Start of Extracted data

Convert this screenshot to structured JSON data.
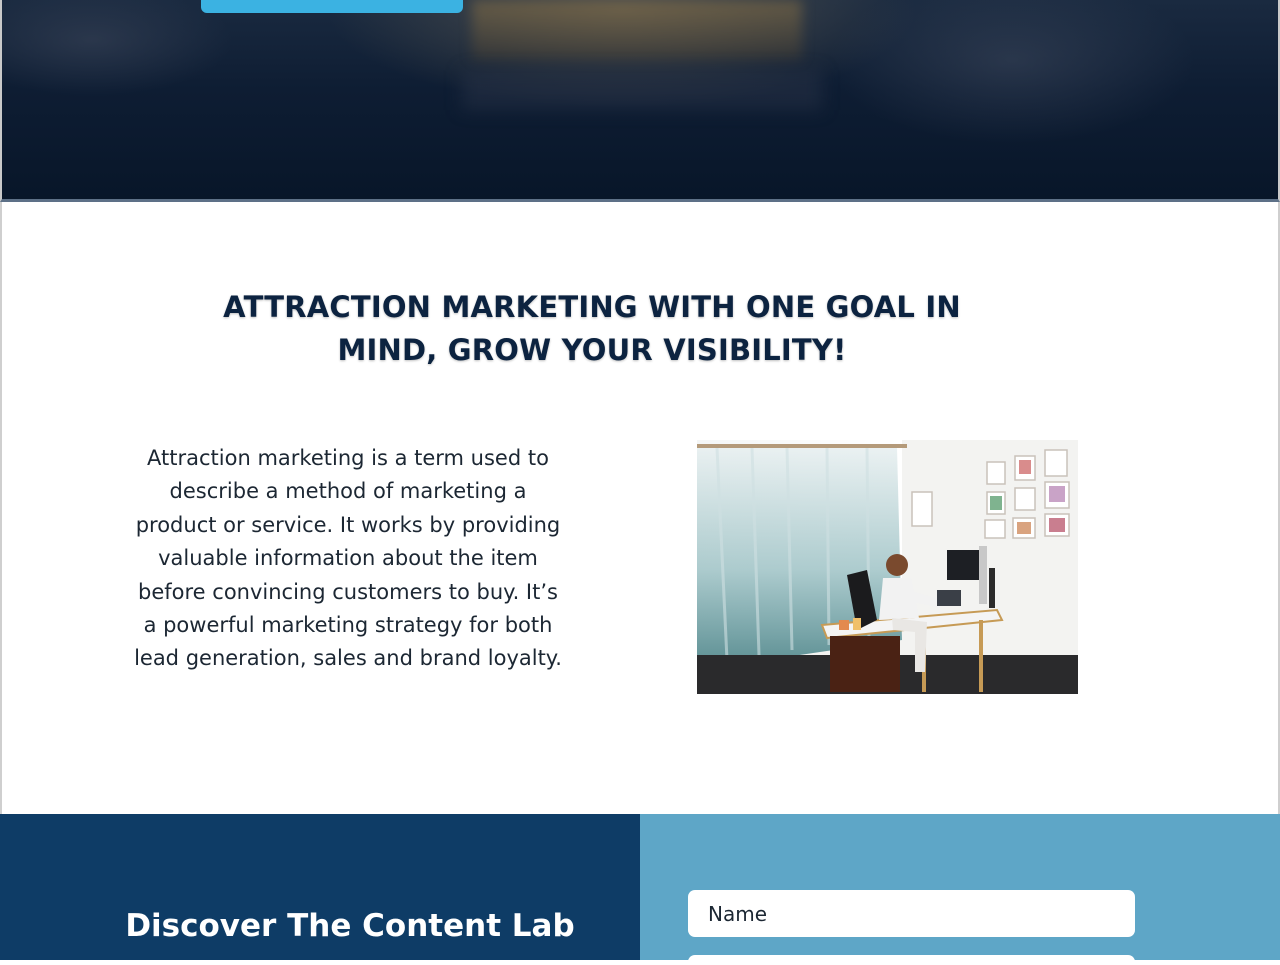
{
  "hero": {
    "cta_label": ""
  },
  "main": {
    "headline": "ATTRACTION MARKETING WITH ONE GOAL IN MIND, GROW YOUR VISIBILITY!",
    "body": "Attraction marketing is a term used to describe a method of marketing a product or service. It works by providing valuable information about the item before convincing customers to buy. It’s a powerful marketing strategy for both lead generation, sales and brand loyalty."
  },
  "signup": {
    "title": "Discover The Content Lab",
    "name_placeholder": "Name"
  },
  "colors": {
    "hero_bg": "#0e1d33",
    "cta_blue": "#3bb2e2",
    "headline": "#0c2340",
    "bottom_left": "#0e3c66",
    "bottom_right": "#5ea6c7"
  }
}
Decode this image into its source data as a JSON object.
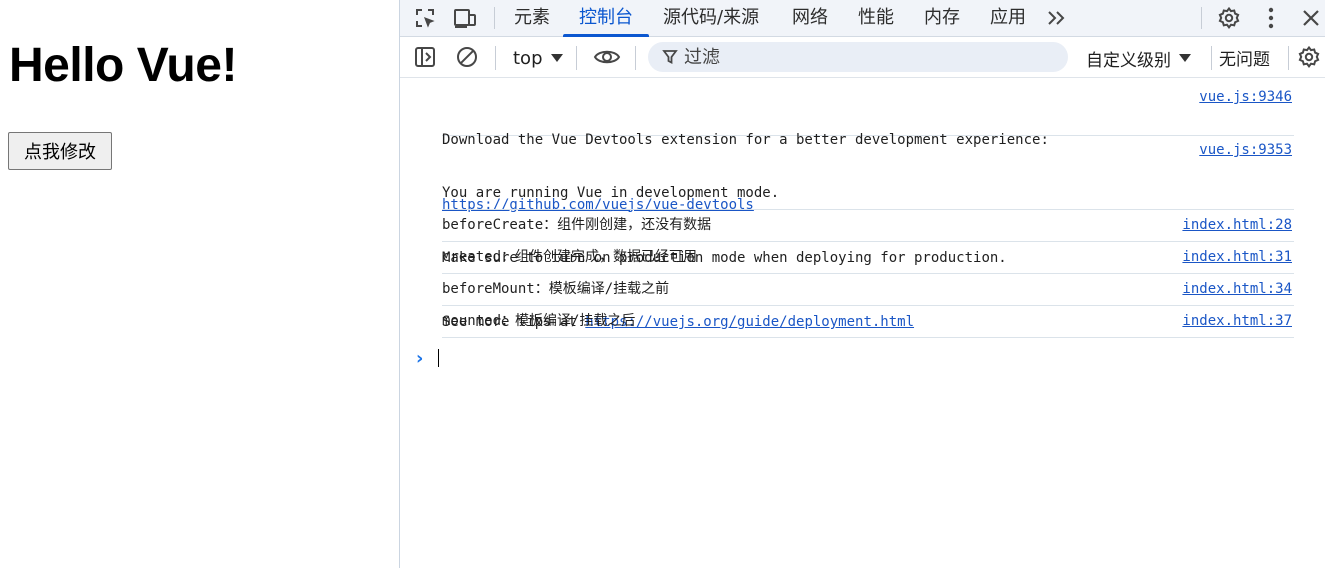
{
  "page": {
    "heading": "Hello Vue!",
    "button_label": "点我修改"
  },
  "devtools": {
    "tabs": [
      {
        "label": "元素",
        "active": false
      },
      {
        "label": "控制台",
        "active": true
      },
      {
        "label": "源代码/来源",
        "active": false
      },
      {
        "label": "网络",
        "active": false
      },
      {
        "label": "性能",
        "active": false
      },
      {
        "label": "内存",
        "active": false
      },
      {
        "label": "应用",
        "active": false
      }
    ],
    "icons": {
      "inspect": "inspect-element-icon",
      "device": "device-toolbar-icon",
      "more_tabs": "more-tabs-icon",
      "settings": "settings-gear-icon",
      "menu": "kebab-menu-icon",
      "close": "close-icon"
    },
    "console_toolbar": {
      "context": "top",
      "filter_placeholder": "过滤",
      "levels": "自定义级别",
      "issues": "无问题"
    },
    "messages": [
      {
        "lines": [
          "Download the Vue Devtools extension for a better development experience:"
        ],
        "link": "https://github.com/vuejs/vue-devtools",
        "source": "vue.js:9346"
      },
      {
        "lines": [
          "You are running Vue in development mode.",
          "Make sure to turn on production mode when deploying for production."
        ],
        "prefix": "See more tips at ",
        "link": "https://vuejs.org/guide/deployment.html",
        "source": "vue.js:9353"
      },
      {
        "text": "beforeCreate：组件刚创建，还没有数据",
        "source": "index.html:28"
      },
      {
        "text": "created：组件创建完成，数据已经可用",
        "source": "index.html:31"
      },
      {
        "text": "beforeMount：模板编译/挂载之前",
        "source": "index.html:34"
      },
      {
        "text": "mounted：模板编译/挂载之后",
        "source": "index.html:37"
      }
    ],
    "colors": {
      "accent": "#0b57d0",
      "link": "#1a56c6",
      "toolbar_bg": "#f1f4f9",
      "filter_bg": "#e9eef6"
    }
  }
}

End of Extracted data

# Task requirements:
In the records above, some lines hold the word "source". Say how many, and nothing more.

# Result for this task:
7